In has been further provided that Mr Hardy was unwilling to sign the contract due to existence of the restraint of trade clause as he operated another liquor store within a radius of 10 kilometers. However it was assured by Mr. Laurel that he would not bring any action against Mr. Hardy. Mr. Hardy relied on such promise and signed the contract. Therefore, it can be stated that the parole evidence rule would not be applicable in the given scenario. Thus by the application of the Hughes v Metropolitan Railway case, it can be stated that the doctrine of promissory estoppel would be applicable in this scenario and this would restrict Mr Laurel to bring any action against Mr. Hardy. Further it can be argued by Mr. Hardy that he entered into the contract due to the promise due to the promise made by Mr. Laurel and breach of this promise would result in the breach of the collateral contract by the application of the De Lassalle v Guildford case.

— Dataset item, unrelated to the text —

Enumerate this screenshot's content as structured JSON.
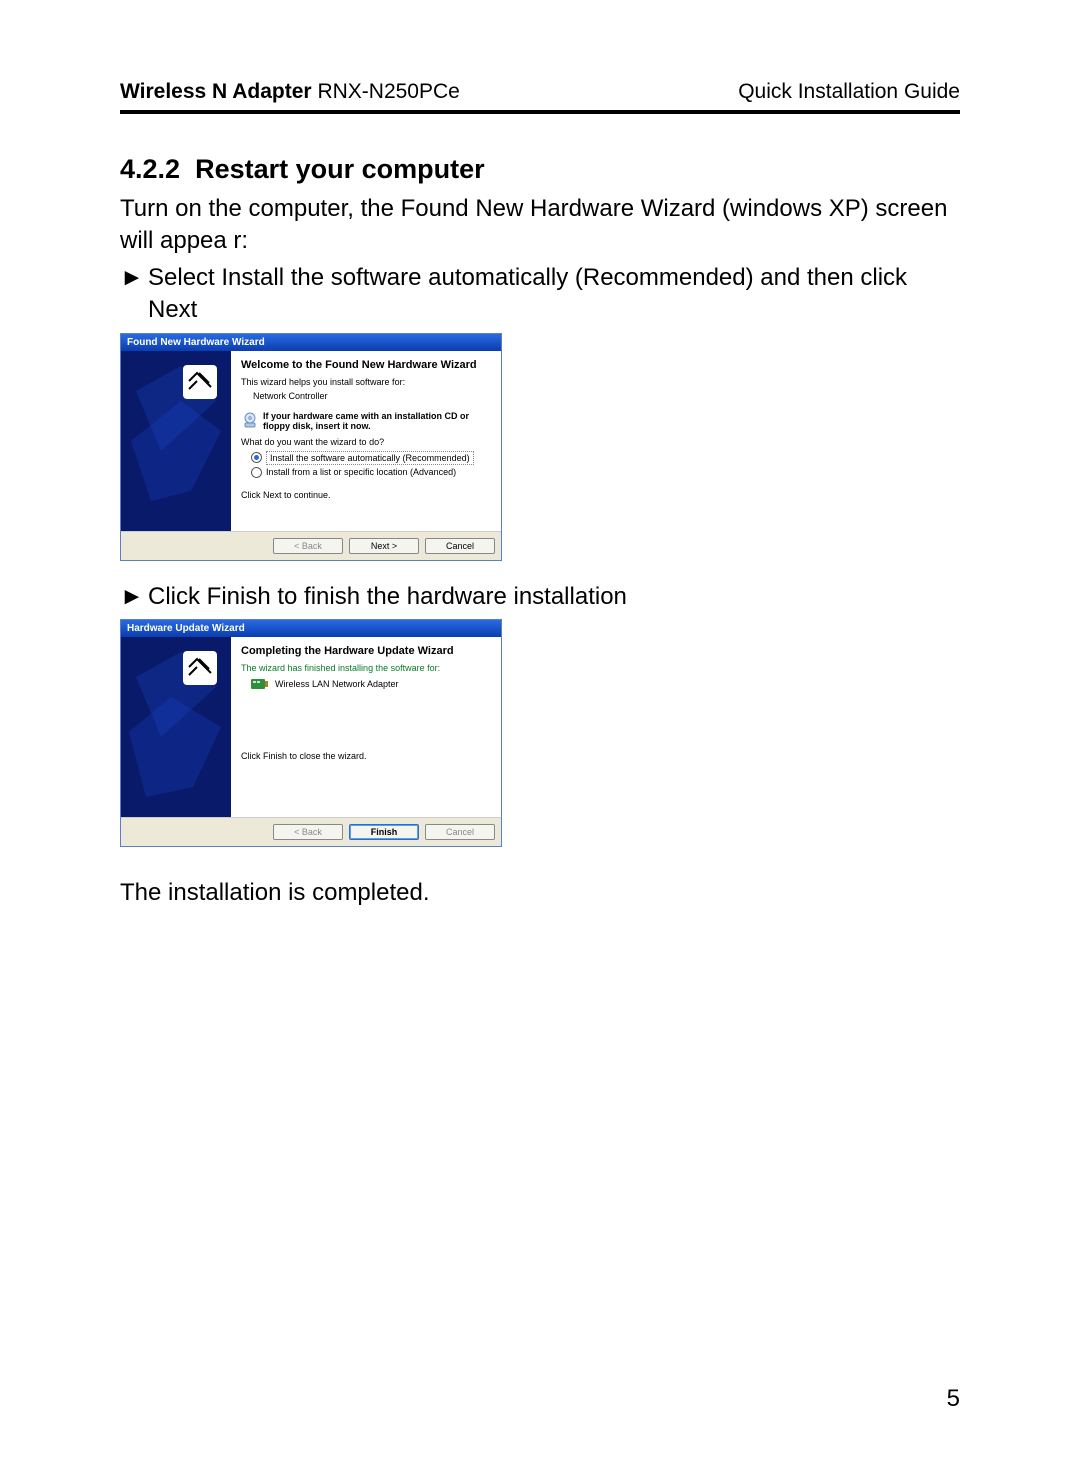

However as it has been provided by the facts of the case, it can be stated that Mr. Hardy had made misrepresentations about the financial prospects of the business of the Oliver Bar and Bistro as per the decision of the Bisset v Wilkinson. Further, it can be stated that that the misrepresentation in this case was fraudulent in nature as Mr. Hardy had knowledge about the true financial standings of the business, however he provided a false statement to Mr. Laurel. Thus by the application of the decision of the Derry v Peek case, it can be stated that Mr. Hardy can rescind the contract as well as claim damages from Laurel. The rights and guarantees as provided by the ACL would not be applicable in this scenario as Mr. Laurel cannot be termed a consumer s per the provisions of section 3 of the ACL.
Thus, in conclusion it can be stated that
- the restraint of trade clause will be ineffective
- the representations made by Mr Hardy constituted fraudulent misrepresentation
- Laurel will be entitled to rescind the contract as well as claim damages
Nordenfelt v Maxim, Nordenfelt Guns and Ammunition Co  AC 535
Competition and Consumer Act 2010
Adamson v New South Wales Rugby League Ltd (1991) 31 FCR 242
Vancouver Malt and Sake Brewing v Vancouver Breweries  AC 181
De Lassalle v Guildford
Hughes v Metropolitan Railway (1876-77) L.R. 2 App. Cas. 439
Combe v Combe  2 KB 215
Woodhouse A.C. Israel Cocoa Ltd. v. Nigerian Product Marketing Co. Ltd.  AC 741
Alan v El Nasr  2 WLR 800
D & C Builders v Rees  2 WLR 28
Oscar Chess v Williams  1 WLR 370.
Schawel v Reade  2 IR 81
Bisset v Wilkinson  AC 177
Horsfall v Thomas  1 H&C 90
Derry v Peek
Howard Marine v Ogden  QB 574